*Work task:* Filter the records below, keeping only lines with the string "content".

*Record excerpts:*
········
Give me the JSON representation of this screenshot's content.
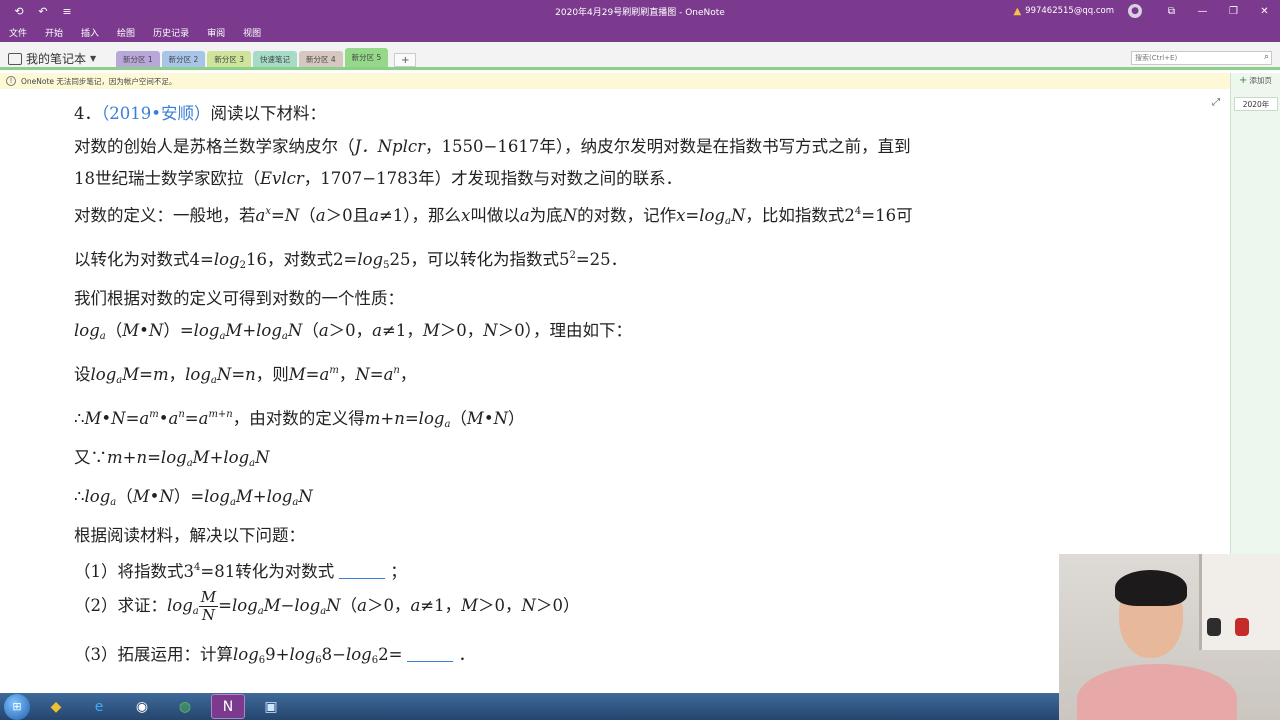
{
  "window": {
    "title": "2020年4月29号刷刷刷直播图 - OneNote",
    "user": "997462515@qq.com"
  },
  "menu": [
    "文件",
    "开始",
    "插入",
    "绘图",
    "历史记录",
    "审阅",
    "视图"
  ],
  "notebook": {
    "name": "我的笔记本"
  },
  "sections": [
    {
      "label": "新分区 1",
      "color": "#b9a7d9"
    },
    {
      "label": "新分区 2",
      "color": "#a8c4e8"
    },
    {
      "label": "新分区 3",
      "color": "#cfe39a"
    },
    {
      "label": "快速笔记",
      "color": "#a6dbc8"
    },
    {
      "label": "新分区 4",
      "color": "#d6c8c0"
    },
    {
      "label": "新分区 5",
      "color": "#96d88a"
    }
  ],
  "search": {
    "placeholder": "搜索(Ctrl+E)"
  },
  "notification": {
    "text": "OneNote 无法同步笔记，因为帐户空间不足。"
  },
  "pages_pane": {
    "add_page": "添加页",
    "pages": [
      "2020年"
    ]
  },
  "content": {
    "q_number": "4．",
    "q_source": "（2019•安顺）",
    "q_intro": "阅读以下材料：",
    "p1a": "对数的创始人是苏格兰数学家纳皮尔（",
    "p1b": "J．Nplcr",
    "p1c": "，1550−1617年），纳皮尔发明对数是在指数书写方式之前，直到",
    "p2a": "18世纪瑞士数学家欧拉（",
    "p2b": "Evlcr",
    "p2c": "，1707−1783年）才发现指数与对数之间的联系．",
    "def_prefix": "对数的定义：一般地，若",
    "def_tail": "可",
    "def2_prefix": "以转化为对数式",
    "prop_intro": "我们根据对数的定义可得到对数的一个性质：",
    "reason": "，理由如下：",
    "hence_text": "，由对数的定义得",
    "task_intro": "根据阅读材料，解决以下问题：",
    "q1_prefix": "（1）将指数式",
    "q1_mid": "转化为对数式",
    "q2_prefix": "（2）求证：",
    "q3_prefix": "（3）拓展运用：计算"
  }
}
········
*Response to the task:*
Give me the JSON representation of this screenshot's content.
  "content": {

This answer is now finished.